Many of us have learned to put relevant information like an e-mail address or phone number in the header or footer. It’s no longer the best place as some systems may not show it. Instead, put your contact information at the top of your CV.
Learn The Keyword Game!
Relevant Keywords of your current role are essential these days! Use them as they will help you rank your CV higher. If you are unsure about your keywords, Google can help you. Or look at similar job profiles to get more ideas. Also, it makes sense to create a separate list for yourself to add to your CV accordingly later on. By the way, keywords are equally crucial for hard skills and soft skills. You might come across the term “power words.” Use them! I found a great list here. They can also do a great benefit for your cover letter.
Beware Of Company Specific Wording & Abbreviations!

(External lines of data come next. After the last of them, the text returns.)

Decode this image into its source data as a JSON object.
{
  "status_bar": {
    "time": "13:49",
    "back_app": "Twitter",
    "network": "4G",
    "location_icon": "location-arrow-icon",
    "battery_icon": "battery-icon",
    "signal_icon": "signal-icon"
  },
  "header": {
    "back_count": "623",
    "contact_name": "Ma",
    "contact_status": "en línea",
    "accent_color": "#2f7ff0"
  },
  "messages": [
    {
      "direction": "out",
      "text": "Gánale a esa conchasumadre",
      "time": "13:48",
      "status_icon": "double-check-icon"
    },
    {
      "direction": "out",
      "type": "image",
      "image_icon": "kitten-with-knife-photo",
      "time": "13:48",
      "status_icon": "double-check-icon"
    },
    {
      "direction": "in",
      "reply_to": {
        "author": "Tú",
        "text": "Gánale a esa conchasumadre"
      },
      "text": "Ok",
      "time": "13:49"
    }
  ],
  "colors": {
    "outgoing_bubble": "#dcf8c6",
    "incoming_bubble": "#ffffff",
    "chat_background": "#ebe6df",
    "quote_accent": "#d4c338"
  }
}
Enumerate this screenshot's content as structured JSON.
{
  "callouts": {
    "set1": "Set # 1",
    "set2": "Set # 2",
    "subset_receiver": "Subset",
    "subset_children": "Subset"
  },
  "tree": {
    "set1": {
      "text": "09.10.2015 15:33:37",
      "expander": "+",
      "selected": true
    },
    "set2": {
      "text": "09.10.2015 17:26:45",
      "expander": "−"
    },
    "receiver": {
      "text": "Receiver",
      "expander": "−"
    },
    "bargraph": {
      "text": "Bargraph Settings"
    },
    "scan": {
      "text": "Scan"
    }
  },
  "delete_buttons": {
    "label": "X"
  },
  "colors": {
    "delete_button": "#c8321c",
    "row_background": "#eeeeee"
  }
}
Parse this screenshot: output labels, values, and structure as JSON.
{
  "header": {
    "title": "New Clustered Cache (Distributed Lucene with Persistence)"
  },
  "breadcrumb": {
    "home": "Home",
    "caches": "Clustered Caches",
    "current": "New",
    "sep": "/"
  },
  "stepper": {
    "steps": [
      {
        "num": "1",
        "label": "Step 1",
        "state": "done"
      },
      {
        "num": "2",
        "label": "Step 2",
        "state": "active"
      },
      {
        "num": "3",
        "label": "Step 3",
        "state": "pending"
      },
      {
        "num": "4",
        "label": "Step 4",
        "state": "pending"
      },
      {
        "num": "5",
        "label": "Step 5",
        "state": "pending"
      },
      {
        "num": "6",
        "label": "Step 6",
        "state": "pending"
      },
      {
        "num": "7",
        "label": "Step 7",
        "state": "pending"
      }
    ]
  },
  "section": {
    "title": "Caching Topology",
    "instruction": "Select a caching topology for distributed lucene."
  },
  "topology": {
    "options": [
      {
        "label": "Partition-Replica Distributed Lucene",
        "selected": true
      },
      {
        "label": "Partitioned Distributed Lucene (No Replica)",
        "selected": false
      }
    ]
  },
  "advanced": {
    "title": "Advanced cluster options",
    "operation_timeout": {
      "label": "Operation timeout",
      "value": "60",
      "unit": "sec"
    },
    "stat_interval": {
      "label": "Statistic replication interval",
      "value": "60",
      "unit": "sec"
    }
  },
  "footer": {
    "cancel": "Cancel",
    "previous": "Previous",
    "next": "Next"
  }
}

Here’s something I notice over and over again. Many corporations have their “special lingo” that often includes a lot of abbreviations. And that’s fine! However, outside the company, most people won’t know their meanings. So, please double-check before sending your CV.
Do Use A Simple Structure!
It might not look fancy, but a simple bullet point structure serves you best. Please don’t spread graphics or charts all over your CV. Flags to highlight your language skills are a thing of the past. So are the logos of the companies you worked for. Not only all these elements will get lost in the ATS, but you will also make a fool out of yourself. (sorry, not sorry!). Last but not least, avoid table structures.
Don’t Rush – Be Thorough!
If you handle all of the above points accordingly and apply to a role that is matching your skills, you should be good to go. However, it may require a bit of time and dedication to “get your ATS-friendly CV right. Especially the keyword part can be a bit time-consuming as it may require a bit of research. Also, I recommend spending some time reflecting on your unique soft skills. But I am sure you will get there.
Good luck! And if you have questions, please feel free to reach out here. Thank you!